  1. JonathanTX says:

    I’ll give it a go:

    The commemoration of St. Aaron from the tube of Levi, whom his brother Moses anointed with holy oil as a priest of the Old Testament, and was buried on Mount Hor.

  2. JonathanTX says:

    “Tribe” sorry :) auto correct on my phone

  3. HvonBlumenthal says:

    The Commemoration of St. Aaron, of the Tribe of Levi, who was anointed with holy oil by his brother Moses as a saint of the Old Testament and is buried on Mount Hor.

  4. Speaking of Commemorations, Latin, and traditions lost, one of the most common prayer forms in the past where Commemorations or Suffrages to the saints.
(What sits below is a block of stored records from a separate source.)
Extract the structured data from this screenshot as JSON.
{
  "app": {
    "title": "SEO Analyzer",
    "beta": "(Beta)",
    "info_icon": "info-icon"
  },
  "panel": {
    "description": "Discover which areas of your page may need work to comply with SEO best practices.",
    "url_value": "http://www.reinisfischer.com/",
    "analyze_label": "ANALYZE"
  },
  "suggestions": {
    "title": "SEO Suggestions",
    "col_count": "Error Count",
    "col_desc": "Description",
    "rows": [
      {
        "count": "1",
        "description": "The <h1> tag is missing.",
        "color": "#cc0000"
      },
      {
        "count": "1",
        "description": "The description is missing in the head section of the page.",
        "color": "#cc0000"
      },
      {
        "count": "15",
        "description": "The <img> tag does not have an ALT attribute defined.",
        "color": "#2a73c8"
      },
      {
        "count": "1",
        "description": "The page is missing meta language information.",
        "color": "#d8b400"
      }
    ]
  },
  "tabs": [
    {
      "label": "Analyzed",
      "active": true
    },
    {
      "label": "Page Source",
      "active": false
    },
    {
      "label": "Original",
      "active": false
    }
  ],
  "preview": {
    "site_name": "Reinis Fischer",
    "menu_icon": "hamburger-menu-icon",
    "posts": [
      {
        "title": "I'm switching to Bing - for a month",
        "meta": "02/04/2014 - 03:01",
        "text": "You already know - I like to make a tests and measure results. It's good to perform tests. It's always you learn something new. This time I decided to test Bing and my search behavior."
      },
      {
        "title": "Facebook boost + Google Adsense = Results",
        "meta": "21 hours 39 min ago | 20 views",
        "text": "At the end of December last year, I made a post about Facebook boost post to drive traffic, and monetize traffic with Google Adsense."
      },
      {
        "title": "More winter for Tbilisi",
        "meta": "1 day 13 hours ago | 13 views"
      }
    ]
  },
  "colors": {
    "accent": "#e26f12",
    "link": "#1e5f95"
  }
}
There were composed of an opening line or verse taken from the liturgy of the day, introit, gradual, hymn perhaps, and then the antiphons from the Benedictus at Lauds and/or the Magnificat at Vespers and then the prayer for the collect from the Mass/Divine Office.

    For the Feast of the Most Precious Blood, you’d see something like this:
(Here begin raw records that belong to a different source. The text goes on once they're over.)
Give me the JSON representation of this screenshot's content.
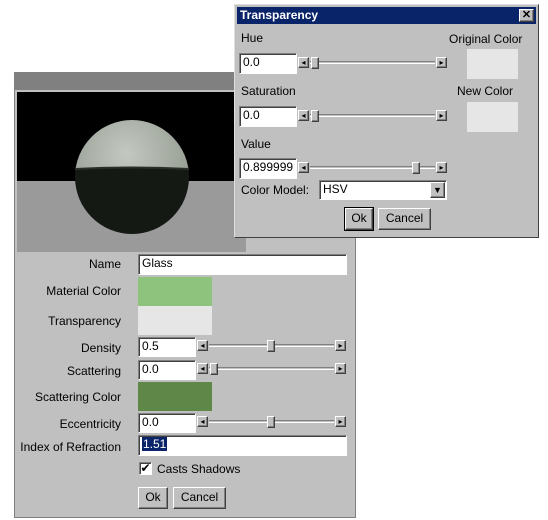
{
  "material_editor": {
    "fields": {
      "name": {
        "label": "Name",
        "value": "Glass"
      },
      "material_color": {
        "label": "Material Color",
        "color": "#8dc37d"
      },
      "transparency": {
        "label": "Transparency",
        "color": "#e6e6e6"
      },
      "density": {
        "label": "Density",
        "value": "0.5",
        "level": 0.5
      },
      "scattering": {
        "label": "Scattering",
        "value": "0.0",
        "level": 0.0
      },
      "scattering_color": {
        "label": "Scattering Color",
        "color": "#5e8748"
      },
      "eccentricity": {
        "label": "Eccentricity",
        "value": "0.0",
        "level": 0.5
      },
      "ior": {
        "label": "Index of Refraction",
        "value": "1.51"
      }
    },
    "casts_shadows": {
      "label": "Casts Shadows",
      "checked": true
    },
    "ok_label": "Ok",
    "cancel_label": "Cancel"
  },
  "transparency_dialog": {
    "title": "Transparency",
    "close_icon": "close-icon",
    "hue": {
      "label": "Hue",
      "value": "0.0",
      "level": 0.0
    },
    "saturation": {
      "label": "Saturation",
      "value": "0.0",
      "level": 0.0
    },
    "value": {
      "label": "Value",
      "value": "0.899999",
      "level": 0.9
    },
    "original_color": {
      "label": "Original Color",
      "color": "#e6e6e6"
    },
    "new_color": {
      "label": "New Color",
      "color": "#e6e6e6"
    },
    "color_model": {
      "label": "Color Model:",
      "selected": "HSV"
    },
    "ok_label": "Ok",
    "cancel_label": "Cancel"
  }
}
    ERIT Sanguis Agni vobis in signum, dicit Dominus; et videbo sanguinem et transibo vos nec erit in vobis plaga disperdens.
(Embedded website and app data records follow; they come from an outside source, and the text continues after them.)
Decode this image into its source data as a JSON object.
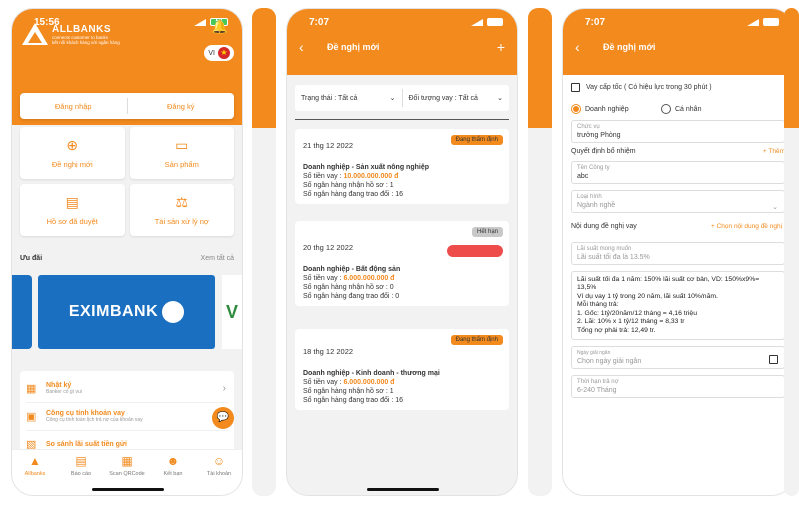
{
  "phone1": {
    "status": {
      "time": "15:56",
      "battery": "58"
    },
    "brand": {
      "name": "ALLBANKS",
      "tagline1": "connects customer to banks",
      "tagline2": "kết nối khách hàng với ngân hàng"
    },
    "lang": "VI",
    "auth": {
      "login": "Đăng nhập",
      "register": "Đăng ký"
    },
    "tiles": [
      {
        "label": "Đề nghị mới",
        "icon": "new-request-icon"
      },
      {
        "label": "Sản phẩm",
        "icon": "card-icon"
      },
      {
        "label": "Hồ sơ đã duyệt",
        "icon": "document-icon"
      },
      {
        "label": "Tài sản xử lý nợ",
        "icon": "asset-icon"
      }
    ],
    "offers": {
      "title": "Ưu đãi",
      "see_all": "Xem tất cả"
    },
    "banner": {
      "name": "EXIMBANK",
      "side": "V"
    },
    "list": [
      {
        "title": "Nhật ký",
        "sub": "Banker có gì vui"
      },
      {
        "title": "Công cụ tính khoản vay",
        "sub": "Công cụ tính toán lịch trả nợ của khoản vay"
      },
      {
        "title": "So sánh lãi suất tiền gửi",
        "sub": ""
      }
    ],
    "tabs": [
      "Allbanks",
      "Báo cáo",
      "Scan QRCode",
      "Kết bạn",
      "Tài khoản"
    ]
  },
  "phone2": {
    "status": {
      "time": "7:07"
    },
    "title": "Đề nghị mới",
    "filters": {
      "status": "Trạng thái : Tất cả",
      "target": "Đối tượng vay : Tất cả"
    },
    "cards": [
      {
        "date": "21 thg 12 2022",
        "badge": "Đang thẩm định",
        "kind": "Doanh nghiệp - Sản xuất nông nghiệp",
        "amount_label": "Số tiền vay : ",
        "amount": "10.000.000.000 đ",
        "banks_received": "Số ngân hàng nhận hồ sơ : 1",
        "banks_talking": "Số ngân hàng đang trao đổi : 16"
      },
      {
        "date": "20 thg 12 2022",
        "badge": "Hết hạn",
        "kind": "Doanh nghiệp - Bất động sản",
        "amount_label": "Số tiền vay : ",
        "amount": "6.000.000.000 đ",
        "banks_received": "Số ngân hàng nhận hồ sơ : 0",
        "banks_talking": "Số ngân hàng đang trao đổi : 0"
      },
      {
        "date": "18 thg 12 2022",
        "badge": "Đang thẩm định",
        "kind": "Doanh nghiệp - Kinh doanh - thương mại",
        "amount_label": "Số tiền vay : ",
        "amount": "6.000.000.000 đ",
        "banks_received": "Số ngân hàng nhận hồ sơ : 1",
        "banks_talking": "Số ngân hàng đang trao đổi : 16"
      }
    ]
  },
  "phone3": {
    "status": {
      "time": "7:07"
    },
    "title": "Đề nghị mới",
    "urgent": "Vay cấp tốc ( Có hiệu lực trong 30 phút )",
    "radio_business": "Doanh nghiệp",
    "radio_personal": "Cá nhân",
    "position": {
      "label": "Chức vụ",
      "value": "trưởng Phòng"
    },
    "appoint": {
      "label": "Quyết định bổ nhiệm",
      "action": "+ Thêm"
    },
    "company": {
      "label": "Tên Công ty",
      "value": "abc"
    },
    "type": {
      "label": "Loại hình",
      "value": "Ngành nghề"
    },
    "content": {
      "label": "Nội dung đề nghị vay",
      "action": "+ Chọn nội dung đề nghị"
    },
    "rate": {
      "label": "Lãi suất mong muốn",
      "placeholder": "Lãi suất tối đa là 13.5%"
    },
    "rate_note": [
      "Lãi suất tối đa 1 năm: 150% lãi suất cơ bản, VD: 150%x9%= 13,5%",
      "Ví dụ vay 1 tỷ trong 20 năm, lãi suất 10%/năm.",
      "Mỗi tháng trả:",
      "1. Gốc: 1tỷ/20năm/12 tháng = 4,16 triệu",
      "2. Lãi: 10% x 1 tỷ/12 tháng = 8,33 tr",
      "Tổng nợ phải trả: 12,49 tr."
    ],
    "disburse": {
      "label": "Ngày giải ngân",
      "placeholder": "Chọn ngày giải ngân"
    },
    "term": {
      "label": "Thời hạn trả nợ",
      "placeholder": "6-240 Tháng"
    }
  },
  "colors": {
    "accent": "#f28a1e",
    "bank_blue": "#1a6fc0",
    "expired_red": "#ee4b4b"
  }
}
    V. Te ergo quaesumus, tuis famulis subveni.
    R. Quos pretioso sanguine redemisti.

    Oremus:
    Omnipotens sempiterne Deus, qui unigenitum Filium tuum mundi Redemptorem constituisti, ac eius Sanguine placari voluisti: concede, quaesumus, salutis nostrae pretium solemni cultu ita venerari, atque a praesentis vitae malis eius virtute defendi in terris; ut fructu perpetuo laetemur in caelis. Per eundem Dominum nostrum Iesum Christum Filium tuum, qui tecum vivit et regnat in unitate Spiritus Sancti, Deus, per omnia saecula saeculorum.

    A perusal of any medieval book of the hours or even printed works through the 19th century or so would show a rich selection of these for personal devotion to various saints. In fact, given the above formula, any saint with a collect can have one pretty easily.

    Moreover, the texts seen in long past prayer books were not limited to the Roman Liturgy. In Western Europe, while the main body of the Liturgy was the same as Rome, the propers were invariably localized and very often of great beauty. It is a shame that this form of devotion is not as widespread as it once was.

    If I am awake enough, perhaps I should find one for the upcoming feast of St. Anne to post here.

  5. anthtan says:

    Lex orandi lex credendi.
    If all Old Testament figures have been removed from the new church calendar, what message, what lesson does it teach to the Church? What are we to make of this? Are we now to treat all of the Old Testament as mythical, fictional, merely symbolic, unreliable etc.? Or is it saying that because they came before Christ, they never had the sanctifying grace granted by the New Covenant, and therefore they are not saints and not to be venerated as saints as we do the heroes of the Kingdom of Christ?